Rekindling inflation :
- Faster resolution of the twin balance sheets is critical to rekindling private investment
- Accelerating the pace of agricultural reform
- Targeted capital expenditure
- Improving ease of doing business
- Multiple infrastructure initiatives like roads, and power
- Stressed sectors like telecom and power need speedier resolution
- The Economic Survey argues that India had moved to a low inflation trajectory, due to supply-side elasticity in agriculture and long-term softening of global oil prices.
- The Economic Survey seeks to highlight that for sustained 14 quarters the actual inflation (WPI-CPI) has undershot the projections made by the Reserve Bank (RBI).
- In the Indian context ral neutral interest rates hover around 1.2-1.75% and that the present rate is about 25-75 basis points above the neutral rate.

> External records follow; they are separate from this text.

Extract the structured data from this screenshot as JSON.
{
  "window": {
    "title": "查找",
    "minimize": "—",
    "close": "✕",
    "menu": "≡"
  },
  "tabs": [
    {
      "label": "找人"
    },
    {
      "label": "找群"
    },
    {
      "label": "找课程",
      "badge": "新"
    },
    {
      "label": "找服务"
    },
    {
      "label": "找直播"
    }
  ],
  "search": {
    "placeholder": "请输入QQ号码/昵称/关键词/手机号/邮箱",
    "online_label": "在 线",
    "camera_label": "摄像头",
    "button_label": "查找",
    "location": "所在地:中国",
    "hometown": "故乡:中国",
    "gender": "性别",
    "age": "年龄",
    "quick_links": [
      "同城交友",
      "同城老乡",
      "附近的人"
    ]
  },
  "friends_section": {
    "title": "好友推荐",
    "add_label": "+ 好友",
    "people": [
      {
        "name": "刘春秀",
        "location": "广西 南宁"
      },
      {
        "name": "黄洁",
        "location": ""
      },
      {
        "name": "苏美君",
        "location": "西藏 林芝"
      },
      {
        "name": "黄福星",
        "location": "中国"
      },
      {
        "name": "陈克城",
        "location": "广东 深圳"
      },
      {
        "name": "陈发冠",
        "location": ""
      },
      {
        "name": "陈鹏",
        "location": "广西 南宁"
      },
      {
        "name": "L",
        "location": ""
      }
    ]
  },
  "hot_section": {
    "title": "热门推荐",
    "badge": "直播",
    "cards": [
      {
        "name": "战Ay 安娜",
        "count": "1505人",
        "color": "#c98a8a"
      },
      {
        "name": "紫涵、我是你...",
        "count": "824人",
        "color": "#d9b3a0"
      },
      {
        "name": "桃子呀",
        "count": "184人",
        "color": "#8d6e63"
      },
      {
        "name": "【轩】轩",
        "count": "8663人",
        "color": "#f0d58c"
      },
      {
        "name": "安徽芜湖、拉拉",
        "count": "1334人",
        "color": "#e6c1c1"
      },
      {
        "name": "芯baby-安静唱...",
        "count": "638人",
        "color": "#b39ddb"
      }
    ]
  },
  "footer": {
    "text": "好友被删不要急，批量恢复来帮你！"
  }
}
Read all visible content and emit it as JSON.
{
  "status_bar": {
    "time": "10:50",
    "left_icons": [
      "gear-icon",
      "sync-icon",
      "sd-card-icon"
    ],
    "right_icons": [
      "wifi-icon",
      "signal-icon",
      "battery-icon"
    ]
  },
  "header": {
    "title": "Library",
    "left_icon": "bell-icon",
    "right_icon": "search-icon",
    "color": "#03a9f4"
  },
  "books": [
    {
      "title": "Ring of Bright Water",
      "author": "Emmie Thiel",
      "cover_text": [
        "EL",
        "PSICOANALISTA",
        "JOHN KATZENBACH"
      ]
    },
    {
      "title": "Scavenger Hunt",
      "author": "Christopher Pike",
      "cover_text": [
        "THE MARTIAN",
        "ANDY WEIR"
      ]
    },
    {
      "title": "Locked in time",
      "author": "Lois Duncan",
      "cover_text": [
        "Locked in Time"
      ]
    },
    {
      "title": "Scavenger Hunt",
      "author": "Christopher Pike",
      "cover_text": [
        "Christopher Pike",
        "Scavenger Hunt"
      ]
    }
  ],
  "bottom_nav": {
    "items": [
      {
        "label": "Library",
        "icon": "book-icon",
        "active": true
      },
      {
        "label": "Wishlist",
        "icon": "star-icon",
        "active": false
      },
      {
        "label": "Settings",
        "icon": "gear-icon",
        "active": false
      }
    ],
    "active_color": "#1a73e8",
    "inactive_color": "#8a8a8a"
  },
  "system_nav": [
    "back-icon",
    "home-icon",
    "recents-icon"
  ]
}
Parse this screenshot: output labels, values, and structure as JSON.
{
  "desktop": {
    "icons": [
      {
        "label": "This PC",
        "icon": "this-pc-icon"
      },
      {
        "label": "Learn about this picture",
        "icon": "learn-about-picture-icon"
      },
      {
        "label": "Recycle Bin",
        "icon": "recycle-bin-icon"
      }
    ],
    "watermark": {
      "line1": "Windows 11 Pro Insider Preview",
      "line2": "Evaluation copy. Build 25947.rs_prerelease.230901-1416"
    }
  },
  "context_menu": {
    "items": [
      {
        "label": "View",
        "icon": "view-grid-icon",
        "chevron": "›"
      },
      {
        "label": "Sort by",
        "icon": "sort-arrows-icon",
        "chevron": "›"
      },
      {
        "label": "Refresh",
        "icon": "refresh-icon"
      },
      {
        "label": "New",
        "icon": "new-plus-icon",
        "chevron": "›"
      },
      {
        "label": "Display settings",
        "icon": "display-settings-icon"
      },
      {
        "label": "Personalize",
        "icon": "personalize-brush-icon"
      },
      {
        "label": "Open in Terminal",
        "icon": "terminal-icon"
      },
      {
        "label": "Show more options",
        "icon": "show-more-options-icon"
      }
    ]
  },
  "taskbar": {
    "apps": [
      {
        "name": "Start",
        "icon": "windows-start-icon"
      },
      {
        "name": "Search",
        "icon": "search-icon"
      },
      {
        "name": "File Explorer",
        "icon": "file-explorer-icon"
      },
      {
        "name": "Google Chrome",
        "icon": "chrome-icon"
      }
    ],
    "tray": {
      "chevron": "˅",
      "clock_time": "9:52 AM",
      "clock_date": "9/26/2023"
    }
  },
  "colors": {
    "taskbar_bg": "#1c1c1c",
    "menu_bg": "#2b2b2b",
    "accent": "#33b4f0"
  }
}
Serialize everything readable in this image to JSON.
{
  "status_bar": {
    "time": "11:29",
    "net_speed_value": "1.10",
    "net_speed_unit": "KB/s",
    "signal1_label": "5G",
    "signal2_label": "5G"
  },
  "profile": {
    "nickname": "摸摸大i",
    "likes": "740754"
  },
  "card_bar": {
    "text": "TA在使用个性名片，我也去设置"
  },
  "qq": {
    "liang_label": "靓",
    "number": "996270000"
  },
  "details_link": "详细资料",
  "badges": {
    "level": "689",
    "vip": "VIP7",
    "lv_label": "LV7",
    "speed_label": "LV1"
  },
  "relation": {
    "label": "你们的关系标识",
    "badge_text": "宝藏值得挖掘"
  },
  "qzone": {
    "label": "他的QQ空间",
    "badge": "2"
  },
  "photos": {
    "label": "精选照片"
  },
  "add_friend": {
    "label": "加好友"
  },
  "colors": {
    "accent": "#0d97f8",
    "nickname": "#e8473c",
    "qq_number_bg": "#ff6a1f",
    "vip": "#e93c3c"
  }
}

- On monetary policy, the central bankers have all over made calculations and undershot inflation targets.
- The inflation target is 4%.
- Multiplier benefits from low interest rate regimes are contingent on deeper structural reforms
- Regarding the exchange rate, real effective interest rates have appreciated significantly.
- The RBI has the unenviable challenges of managing significant inward capital flows with exchange rates which do not penalise domestic industry through a premium on cheaper imports.
- Fiscal tightening by states due to Ujwal DISCOM Assurance Yojana (UDAY),
- farm loan waiver,
- declining profitability of some key sectors like power and telecom,
- The shadow of unresolved twin balance sheet problems and transitional issues of the GST are contributory to deflationary pressures.
- The scheme UDAY is designed to clean up the balance sheets of electricity boards in the short run and is expected to improve management of electricity boards.
- Appropriate action on tariff fixation, regular billing cycles, monitoring timely collection by distributing companies is an integral part of the UDAY package.
- This would benefit state’s finances.
- For addressing the above mentioned issues, short term state specific measures would need to be innovatively conceived.
- The recent initiatives to improve the fertilizer mix through extensive soil-testing along with the Pradhan Mantri Fasal Bima Yojana will prove beneficial to stabilise farm incomes.